BY NIGEL HAWKES, HEALTH EDITOR
PATIENTS with multiple sclerosis should not be given beta interferon or another new drug, glatiramer acetate, on prescription, the National Institute for Clinical Excellence (NICE) said yesterday.
The decision had been anticipated, not least by the Department of Health, which on Wednesday promised MS patients greater access to the drugs by way of a “risk-sharing” scheme with the manufacturers, thus bypassing NICE.
“On the balance of their clinical and cost effectiveness” neither drug could be recommended, NICE’s final appraisal document concluded.
The Multiple Sclerosis Society announced that it would appeal against the decision. Ken Walker, acting chief executive, said: “NICE has again turned its back on people with MS and said they are not worth treating.”
Mr Walker said that the appeal would go ahead despite the Health Department’s initiative. “We must continue to challenge NICE’s decision,” he said. “It has ignored the compelling evidence of people across the world whose lives have been changed by the only drugs which can reduce the symptoms and slow the progress of the disease.”
NICE said that patients already taking beta interferon — numbering about 2,000 — could continue therapy until the time was appropriate for them to stop. The society believes that another 6,000 to 8,000 people might benefit but are not getting either drug.
The drug firms Teva and Aventis Pharma said that they would appeal.
The Association of the British Pharmaceutical Industry said that the NICE recommendation was a “final bad judgment at the end of a long and costly appraisal process”.
The Association of British Neurologists
said that the conclusion reached by NICE “lacks any humanitarian dimension.

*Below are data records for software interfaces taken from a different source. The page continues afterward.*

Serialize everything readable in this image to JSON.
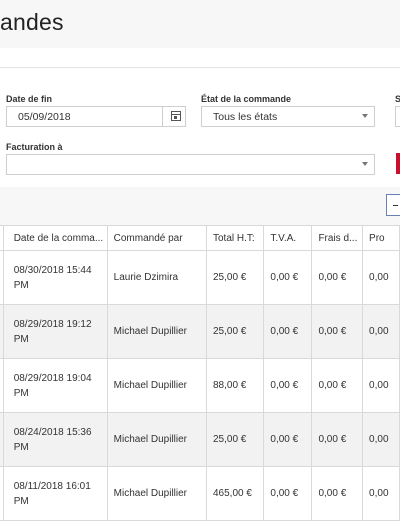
{
  "header": {
    "title": "andes"
  },
  "filters": {
    "end_date_label": "Date de fin",
    "end_date_value": "05/09/2018",
    "order_state_label": "État de la commande",
    "order_state_value": "Tous les états",
    "third_label": "S",
    "billing_label": "Facturation à",
    "billing_value": ""
  },
  "table": {
    "columns": [
      "Date de la comma...",
      "Commandé par",
      "Total H.T:",
      "T.V.A.",
      "Frais d...",
      "Pro"
    ],
    "rows": [
      {
        "left": "PM",
        "date": "08/30/2018 15:44 PM",
        "by": "Laurie Dzimira",
        "total": "25,00 €",
        "tva": "0,00 €",
        "frais": "0,00 €",
        "pro": "0,00"
      },
      {
        "left": "PM",
        "date": "08/29/2018 19:12 PM",
        "by": "Michael Dupillier",
        "total": "25,00 €",
        "tva": "0,00 €",
        "frais": "0,00 €",
        "pro": "0,00"
      },
      {
        "left": "PM",
        "date": "08/29/2018 19:04 PM",
        "by": "Michael Dupillier",
        "total": "88,00 €",
        "tva": "0,00 €",
        "frais": "0,00 €",
        "pro": "0,00"
      },
      {
        "left": "PM",
        "date": "08/24/2018 15:36 PM",
        "by": "Michael Dupillier",
        "total": "25,00 €",
        "tva": "0,00 €",
        "frais": "0,00 €",
        "pro": "0,00"
      },
      {
        "left": "PM",
        "date": "08/11/2018 16:01 PM",
        "by": "Michael Dupillier",
        "total": "465,00 €",
        "tva": "0,00 €",
        "frais": "0,00 €",
        "pro": "0,00"
      }
    ]
  }
}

If enacted, it will single out the NHS as once more failing to meet the
standards expected from systems of healthcare in other European and North
Copyright 2001 Times Newspapers Ltd